How Do You Prepare For A Duathlon?

Tips and Advice for Newbies to Duathlon


If you don't enjoy swimming, a duathlon can be a good start to multi-discipline racing. However, this does not make it an easy option or vastly easier than a sprint triathlon.


4 Tips and Advice for Newbies to Duathlon


1. BRICK TRAINING


Don't overlook the value of brick-style sessions. It's critical that you understand what it's like to run on tired legs, and all types of brick sessions are essential for a successful race.


It is critical to use these sessions to learn what pace will allow you to bike strong. Start by slowing down your normal run race pace by 10-20 seconds per mile and see how that feels – if you can bike hard and then run again, you're close to the right pace. If you're having trouble, keep experimenting with your starting run pace to find your best approach for the first run. If you can execute a strong second run at a pace that is as close to the first as possible, you will most likely achieve all of your race goals!

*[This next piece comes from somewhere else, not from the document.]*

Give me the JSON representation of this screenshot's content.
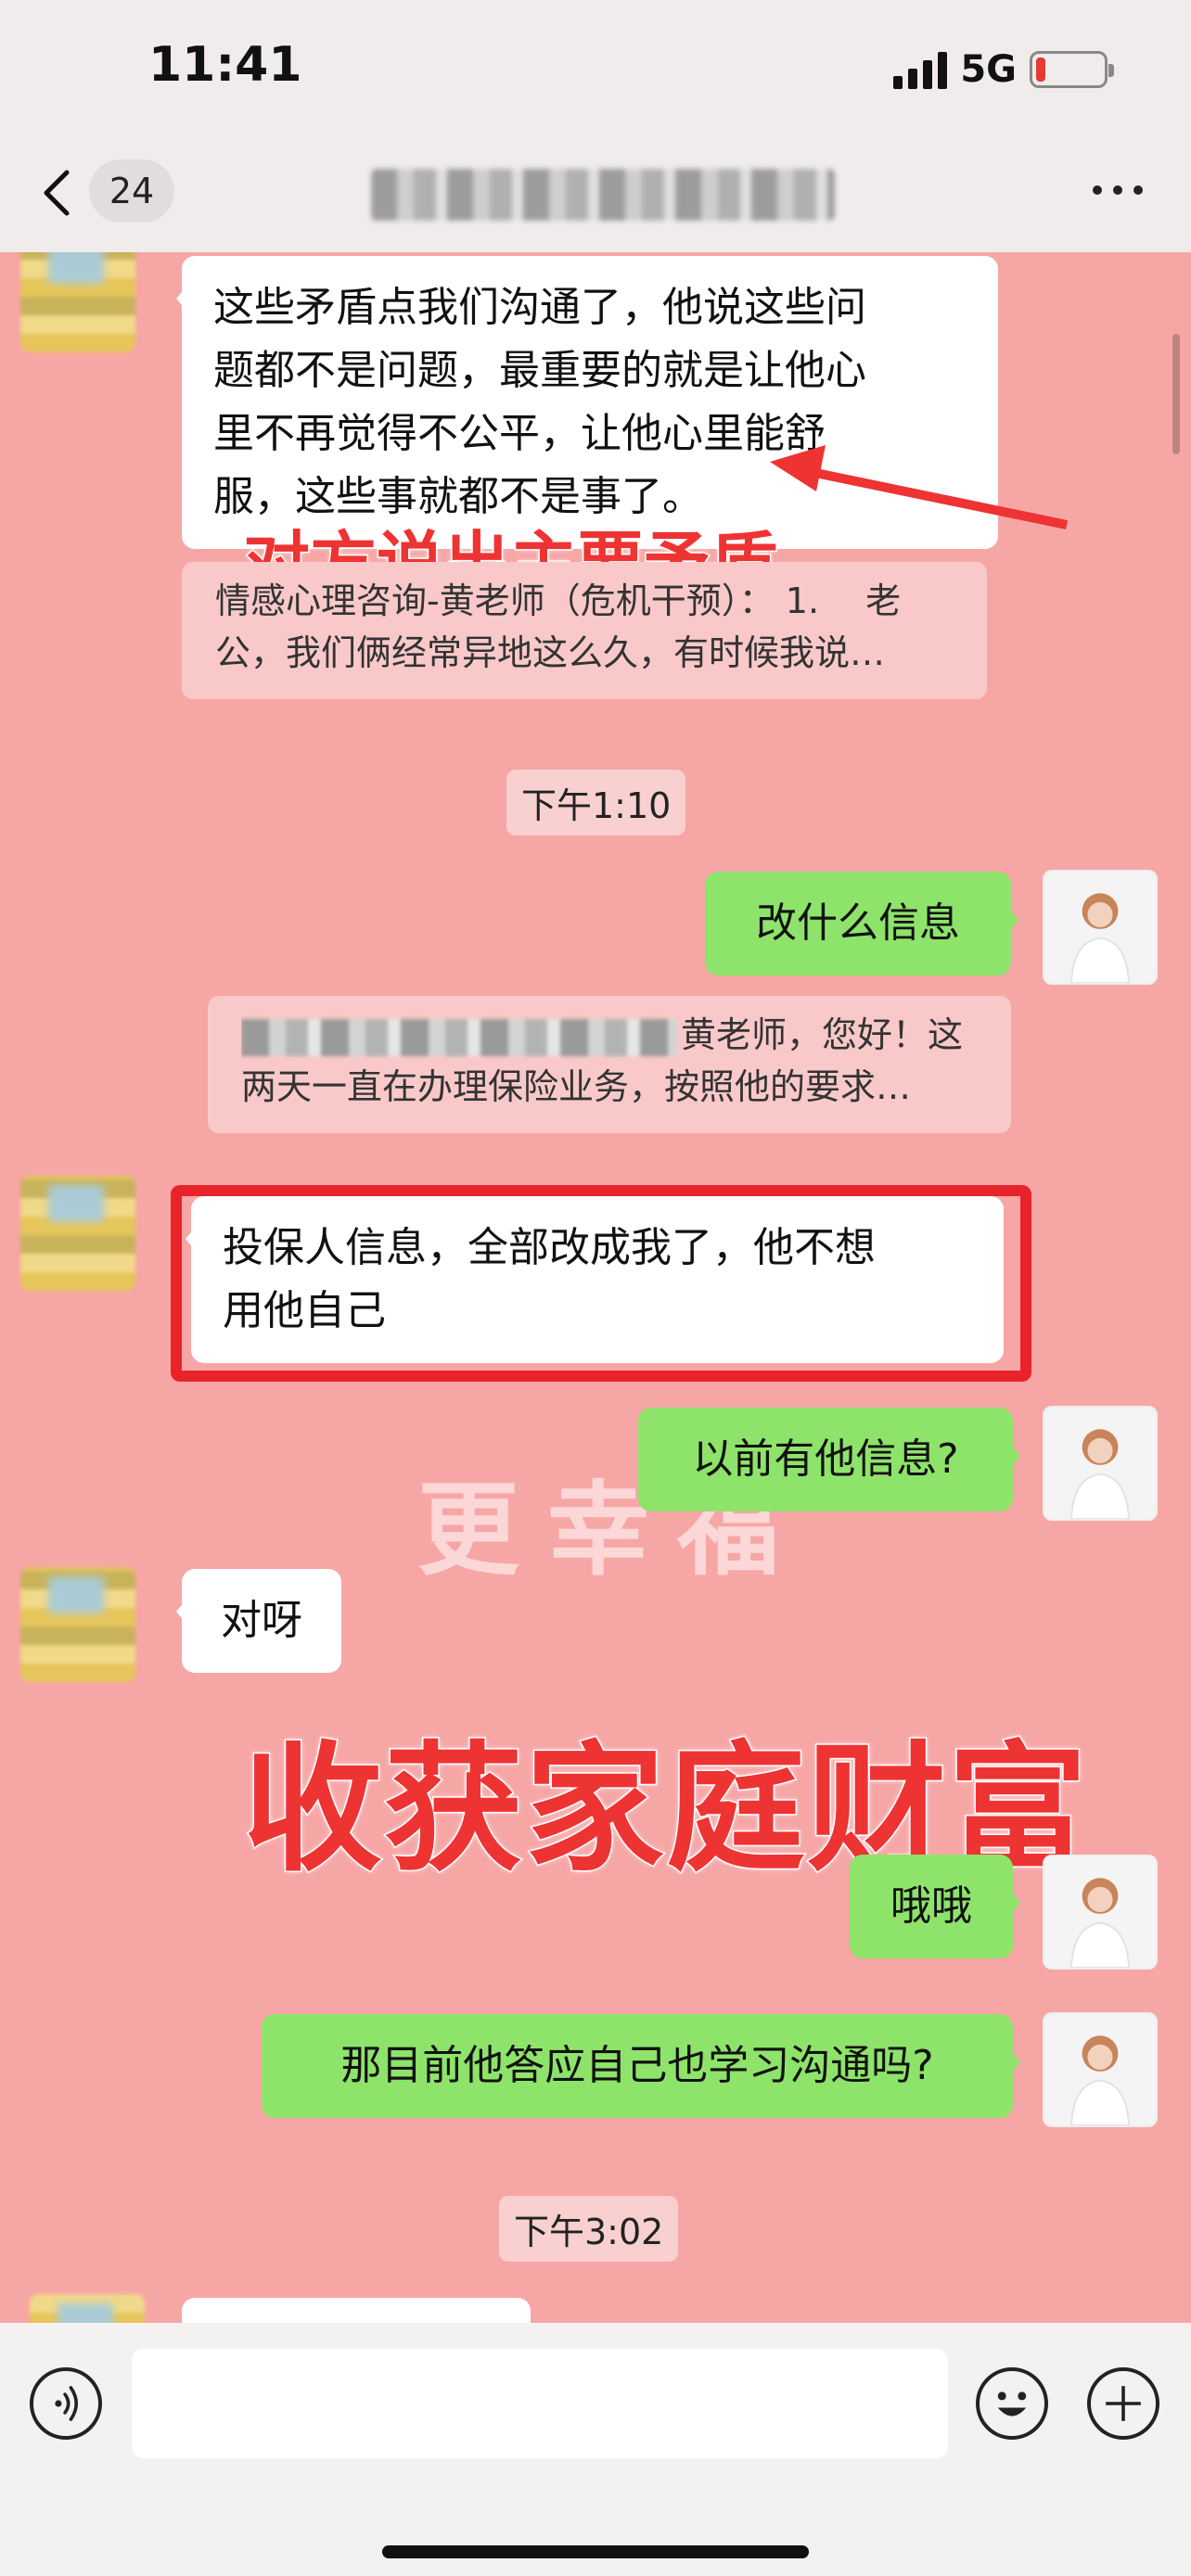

2. PERFORM TRANSITIONS


Improve your transition technique. It's all about changing your footwear and helmet quickly if you are using bike specific shoes. Even indoor sessions should include changing from bike shoes to running shoes.


3. RUN PACING


Many duathlons are ruined by going out too fast on the first run, causing the remaining bike and run to be a disaster. Make use of the brick sessions to develop a strong first-run pace.


4. BE AWARE OF THE COURSE


If the course requires climbing, train on hills during your longer training sessions. Make hills your ally! Spend time training on your aerobars or handle bar drops for a flatter course.


Female Duathlete Brick Session Workout

Duathlon’s Secret To Success?


Performing Brick Workouts. You can start improving your triathlon and duathlon performance by adjusting your training strategy slightly. In most cases, this entails incorporating brick training into your workout routine. Change your training strategy to improve your performance in triathlon and duathlon. Usually, this means adding brick training to your workout program.


When preparing for a duathlon or triathlon, a beginner should become familiar with Bricks or Brick Training as soon as possible.


A "brick" is an interval training session that combines two sports. A duathlon combines a bike ride and a run. Brick training is precisely that. Running with heavy legs.


As a beginner in the world of multisport endurance sports, you should become acquainted with Bricks or Brick Training as soon as possible when training for a duathlon or triathlon.


Duathlete’s Biggest Race Day Challenge?


Pacing. The most common error is failing to properly pace the first run. Most duathlete beginners feel strong going into the first run and are encouraged by their garmin times, only to have their legs tire on the bike.


Triathletes are often taught to limit the use of our legs during a swim, but in a duathlon race, there's no way around it, so brick sessions are easily the most important session of the week.


Key Brick Workouts For Preparing For a Duathlon Race

Here are three effective Brick workouts we share with our Tri Club members to help them prepare for upcoming Austin duathlon races:


Bike Focus Brick (3-5 weeks out)- Time 1:15 hr


Alternate 3 x 10 minute "hard" rides with 5 minute "easy" rides for an hour. And then go for a 15-minute run... five minutes easy, five minutes moderate, and five minutes hard.


Focus Brick (approx 2-3 weeks away)- Time 1:30 hr


30-60 minutes of cycling at a relaxed pace. And then 30 minutes of running... 5 easy, 20 intermediate, and 5 hard.


Race Practice Brick ( approx 1-2 weeks away) - Time 1:00 hr


Run-Bike-Run for 5 minutes each, with a 5-minute pause between each 'duathlon.' Set up your Transition Area first (check out this helpful video). Do your first R/B/R slowly, focusing on efficient transitions. After your 5-minute rest, perform another R/B/R (5 minutes each) at a little faster tempo, aiming for smooth transitions. Let your body get acclimated to transitioning while out of breath, and learning how and when your legs will adjust on the second run... they will feel literally like bricks!